Following an investigation by the Enforcement Division of the Office of State Ethics, he entered a stipulation and consent order in which he also agreed not to enter into any contracts with the State of Connecticut to provide psychological evaluations or treatment for a period of six months from the date of the stipulation and consent order.
From 2010 through 2014, while a state employee, Ford owned and operated a private clinical practice. During this time period, Ford utilized state resources, including his state-issued computer and state-provided e-mail account, in order to conduct his private business.
Additionally, the investigation revealed that Ford also used another state employee to perform tasks related to his private practice, while using state resources on state time and being paid by the state.
Under Section 1-84 (c) of the Code of Ethics, a public official or state employee is prohibited from using state resources to obtain personal financial gain. Ford also violated Section 1-84 (b) which prohibits a public official or state employee from accepting outside employment that will impair his independence of judgment as to his official duties or employment.
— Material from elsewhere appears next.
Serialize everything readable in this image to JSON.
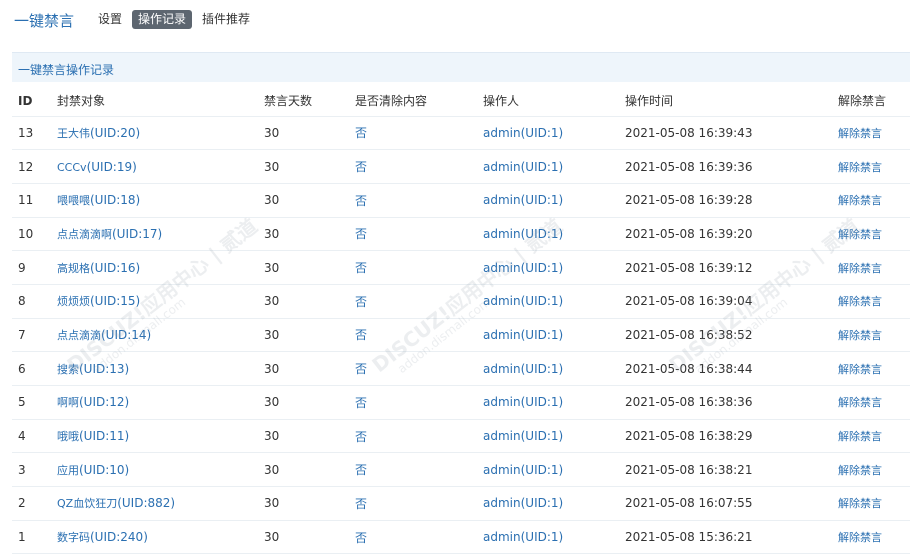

On several occasions, Ford performed psychological evaluations in his private capacity on individuals who were, at the same time, clients of DMHAS. His private evaluation of DMHAS clients had a clear possibility of affecting the DMHAS clients’ access to state funds and services, thereby impairing his judgment as to his state responsibilities. In addition, Ford falsely approved time sheets for a DMHAS employee whom he directed to work on private clinical practice tasks during state time.
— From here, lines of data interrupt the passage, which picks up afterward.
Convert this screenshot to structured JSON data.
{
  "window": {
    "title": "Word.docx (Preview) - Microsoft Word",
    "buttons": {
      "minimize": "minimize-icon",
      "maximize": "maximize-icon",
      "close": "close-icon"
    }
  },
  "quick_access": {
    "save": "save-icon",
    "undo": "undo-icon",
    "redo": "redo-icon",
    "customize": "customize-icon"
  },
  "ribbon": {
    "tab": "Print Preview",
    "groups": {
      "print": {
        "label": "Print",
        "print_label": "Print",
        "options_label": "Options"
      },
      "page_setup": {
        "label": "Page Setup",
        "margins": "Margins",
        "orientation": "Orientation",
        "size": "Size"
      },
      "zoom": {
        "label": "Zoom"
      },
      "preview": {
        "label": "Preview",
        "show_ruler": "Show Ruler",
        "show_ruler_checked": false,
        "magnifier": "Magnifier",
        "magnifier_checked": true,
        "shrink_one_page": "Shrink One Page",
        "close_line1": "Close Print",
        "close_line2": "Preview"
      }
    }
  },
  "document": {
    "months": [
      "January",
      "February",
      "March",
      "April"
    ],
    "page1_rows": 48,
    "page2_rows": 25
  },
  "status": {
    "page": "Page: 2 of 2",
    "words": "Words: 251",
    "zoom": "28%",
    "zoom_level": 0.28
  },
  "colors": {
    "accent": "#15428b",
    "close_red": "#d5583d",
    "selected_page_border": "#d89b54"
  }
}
“State employees, particularly those in leadership positions, who turn their offices into private, for-profit businesses will face significant penalties,” said Executive Director Carol Carson. “The Office of State Ethics has resolved a number of matters involving use of state resources for private businesses. The pervasive nature of this activity makes it particularly egregious because of the impact it has on the state’s budget.”
Ford lost his state position through a separate but related personnel action.